In full and without change, retype the records.

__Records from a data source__
···

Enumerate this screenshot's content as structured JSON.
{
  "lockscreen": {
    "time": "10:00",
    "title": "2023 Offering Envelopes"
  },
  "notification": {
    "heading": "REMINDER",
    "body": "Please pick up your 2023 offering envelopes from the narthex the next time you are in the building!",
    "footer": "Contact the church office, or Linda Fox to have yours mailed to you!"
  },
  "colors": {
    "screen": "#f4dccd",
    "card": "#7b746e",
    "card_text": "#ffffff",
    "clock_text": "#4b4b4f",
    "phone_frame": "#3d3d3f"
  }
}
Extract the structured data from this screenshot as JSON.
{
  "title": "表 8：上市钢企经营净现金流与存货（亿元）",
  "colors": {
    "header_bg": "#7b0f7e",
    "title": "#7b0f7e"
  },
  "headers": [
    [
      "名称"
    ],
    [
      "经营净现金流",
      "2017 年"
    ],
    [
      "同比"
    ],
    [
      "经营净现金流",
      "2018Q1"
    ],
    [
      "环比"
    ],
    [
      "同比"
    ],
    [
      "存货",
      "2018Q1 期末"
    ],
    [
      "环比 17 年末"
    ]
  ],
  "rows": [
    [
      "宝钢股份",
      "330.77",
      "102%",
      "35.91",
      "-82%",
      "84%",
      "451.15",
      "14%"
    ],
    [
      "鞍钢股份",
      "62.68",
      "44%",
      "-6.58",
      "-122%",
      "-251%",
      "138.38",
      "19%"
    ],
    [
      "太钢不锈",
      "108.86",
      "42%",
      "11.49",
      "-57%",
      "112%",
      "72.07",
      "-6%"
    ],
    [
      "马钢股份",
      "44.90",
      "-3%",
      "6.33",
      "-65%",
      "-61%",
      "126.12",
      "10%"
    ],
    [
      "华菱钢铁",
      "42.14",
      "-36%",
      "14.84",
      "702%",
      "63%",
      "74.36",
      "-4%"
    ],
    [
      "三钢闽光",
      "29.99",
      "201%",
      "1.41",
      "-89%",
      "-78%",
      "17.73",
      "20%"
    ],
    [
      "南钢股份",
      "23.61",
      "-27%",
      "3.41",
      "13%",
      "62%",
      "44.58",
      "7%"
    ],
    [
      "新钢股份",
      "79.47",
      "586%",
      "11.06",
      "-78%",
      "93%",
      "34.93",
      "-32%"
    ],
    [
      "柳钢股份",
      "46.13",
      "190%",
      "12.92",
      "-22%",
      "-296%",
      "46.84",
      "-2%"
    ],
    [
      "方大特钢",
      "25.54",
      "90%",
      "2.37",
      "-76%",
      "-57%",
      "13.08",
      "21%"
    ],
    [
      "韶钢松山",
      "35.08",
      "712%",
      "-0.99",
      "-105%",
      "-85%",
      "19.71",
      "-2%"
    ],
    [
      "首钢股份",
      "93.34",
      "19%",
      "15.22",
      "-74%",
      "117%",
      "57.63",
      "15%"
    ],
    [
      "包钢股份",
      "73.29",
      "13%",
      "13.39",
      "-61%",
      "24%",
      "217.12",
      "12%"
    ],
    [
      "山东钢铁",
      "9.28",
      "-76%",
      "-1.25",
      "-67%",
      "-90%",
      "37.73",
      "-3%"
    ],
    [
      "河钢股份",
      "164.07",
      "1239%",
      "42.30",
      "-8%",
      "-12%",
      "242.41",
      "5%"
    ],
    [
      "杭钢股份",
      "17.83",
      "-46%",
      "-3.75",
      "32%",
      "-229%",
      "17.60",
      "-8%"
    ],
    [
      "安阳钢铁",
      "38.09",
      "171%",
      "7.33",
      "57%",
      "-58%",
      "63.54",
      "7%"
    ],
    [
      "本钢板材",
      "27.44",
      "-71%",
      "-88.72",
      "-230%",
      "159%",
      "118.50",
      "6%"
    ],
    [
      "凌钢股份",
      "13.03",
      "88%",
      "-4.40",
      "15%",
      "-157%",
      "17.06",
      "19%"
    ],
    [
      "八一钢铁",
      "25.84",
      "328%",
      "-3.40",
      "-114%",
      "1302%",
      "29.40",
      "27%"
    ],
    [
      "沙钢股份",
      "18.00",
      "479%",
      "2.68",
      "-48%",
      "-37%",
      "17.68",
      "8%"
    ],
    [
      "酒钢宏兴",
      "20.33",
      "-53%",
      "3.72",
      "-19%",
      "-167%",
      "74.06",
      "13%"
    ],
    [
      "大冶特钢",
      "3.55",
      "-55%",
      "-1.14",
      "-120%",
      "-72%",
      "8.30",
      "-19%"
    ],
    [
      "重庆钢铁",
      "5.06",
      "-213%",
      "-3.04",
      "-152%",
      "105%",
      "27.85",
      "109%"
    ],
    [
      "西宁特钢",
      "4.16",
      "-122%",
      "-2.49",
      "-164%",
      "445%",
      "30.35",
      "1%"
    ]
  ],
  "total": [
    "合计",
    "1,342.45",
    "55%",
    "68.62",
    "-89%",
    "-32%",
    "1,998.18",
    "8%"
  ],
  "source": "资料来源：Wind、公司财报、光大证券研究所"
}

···

__Problem solution__
Enumerate this screenshot's content as structured JSON.
{
  "lockscreen": {
    "time": "10:00",
    "title": "2023 Offering Envelopes"
  },
  "notification": {
    "heading": "REMINDER",
    "body": "Please pick up your 2023 offering envelopes from the narthex the next time you are in the building!",
    "footer": "Contact the church office, or Linda Fox to have yours mailed to you!"
  },
  "colors": {
    "screen": "#f4dccd",
    "card": "#7b746e",
    "card_text": "#ffffff",
    "clock_text": "#4b4b4f",
    "phone_frame": "#3d3d3f"
  }
}
Extract the structured data from this screenshot as JSON.
{
  "title": "表 8：上市钢企经营净现金流与存货（亿元）",
  "colors": {
    "header_bg": "#7b0f7e",
    "title": "#7b0f7e"
  },
  "headers": [
    [
      "名称"
    ],
    [
      "经营净现金流",
      "2017 年"
    ],
    [
      "同比"
    ],
    [
      "经营净现金流",
      "2018Q1"
    ],
    [
      "环比"
    ],
    [
      "同比"
    ],
    [
      "存货",
      "2018Q1 期末"
    ],
    [
      "环比 17 年末"
    ]
  ],
  "rows": [
    [
      "宝钢股份",
      "330.77",
      "102%",
      "35.91",
      "-82%",
      "84%",
      "451.15",
      "14%"
    ],
    [
      "鞍钢股份",
      "62.68",
      "44%",
      "-6.58",
      "-122%",
      "-251%",
      "138.38",
      "19%"
    ],
    [
      "太钢不锈",
      "108.86",
      "42%",
      "11.49",
      "-57%",
      "112%",
      "72.07",
      "-6%"
    ],
    [
      "马钢股份",
      "44.90",
      "-3%",
      "6.33",
      "-65%",
      "-61%",
      "126.12",
      "10%"
    ],
    [
      "华菱钢铁",
      "42.14",
      "-36%",
      "14.84",
      "702%",
      "63%",
      "74.36",
      "-4%"
    ],
    [
      "三钢闽光",
      "29.99",
      "201%",
      "1.41",
      "-89%",
      "-78%",
      "17.73",
      "20%"
    ],
    [
      "南钢股份",
      "23.61",
      "-27%",
      "3.41",
      "13%",
      "62%",
      "44.58",
      "7%"
    ],
    [
      "新钢股份",
      "79.47",
      "586%",
      "11.06",
      "-78%",
      "93%",
      "34.93",
      "-32%"
    ],
    [
      "柳钢股份",
      "46.13",
      "190%",
      "12.92",
      "-22%",
      "-296%",
      "46.84",
      "-2%"
    ],
    [
      "方大特钢",
      "25.54",
      "90%",
      "2.37",
      "-76%",
      "-57%",
      "13.08",
      "21%"
    ],
    [
      "韶钢松山",
      "35.08",
      "712%",
      "-0.99",
      "-105%",
      "-85%",
      "19.71",
      "-2%"
    ],
    [
      "首钢股份",
      "93.34",
      "19%",
      "15.22",
      "-74%",
      "117%",
      "57.63",
      "15%"
    ],
    [
      "包钢股份",
      "73.29",
      "13%",
      "13.39",
      "-61%",
      "24%",
      "217.12",
      "12%"
    ],
    [
      "山东钢铁",
      "9.28",
      "-76%",
      "-1.25",
      "-67%",
      "-90%",
      "37.73",
      "-3%"
    ],
    [
      "河钢股份",
      "164.07",
      "1239%",
      "42.30",
      "-8%",
      "-12%",
      "242.41",
      "5%"
    ],
    [
      "杭钢股份",
      "17.83",
      "-46%",
      "-3.75",
      "32%",
      "-229%",
      "17.60",
      "-8%"
    ],
    [
      "安阳钢铁",
      "38.09",
      "171%",
      "7.33",
      "57%",
      "-58%",
      "63.54",
      "7%"
    ],
    [
      "本钢板材",
      "27.44",
      "-71%",
      "-88.72",
      "-230%",
      "159%",
      "118.50",
      "6%"
    ],
    [
      "凌钢股份",
      "13.03",
      "88%",
      "-4.40",
      "15%",
      "-157%",
      "17.06",
      "19%"
    ],
    [
      "八一钢铁",
      "25.84",
      "328%",
      "-3.40",
      "-114%",
      "1302%",
      "29.40",
      "27%"
    ],
    [
      "沙钢股份",
      "18.00",
      "479%",
      "2.68",
      "-48%",
      "-37%",
      "17.68",
      "8%"
    ],
    [
      "酒钢宏兴",
      "20.33",
      "-53%",
      "3.72",
      "-19%",
      "-167%",
      "74.06",
      "13%"
    ],
    [
      "大冶特钢",
      "3.55",
      "-55%",
      "-1.14",
      "-120%",
      "-72%",
      "8.30",
      "-19%"
    ],
    [
      "重庆钢铁",
      "5.06",
      "-213%",
      "-3.04",
      "-152%",
      "105%",
      "27.85",
      "109%"
    ],
    [
      "西宁特钢",
      "4.16",
      "-122%",
      "-2.49",
      "-164%",
      "445%",
      "30.35",
      "1%"
    ]
  ],
  "total": [
    "合计",
    "1,342.45",
    "55%",
    "68.62",
    "-89%",
    "-32%",
    "1,998.18",
    "8%"
  ],
  "source": "资料来源：Wind、公司财报、光大证券研究所"
}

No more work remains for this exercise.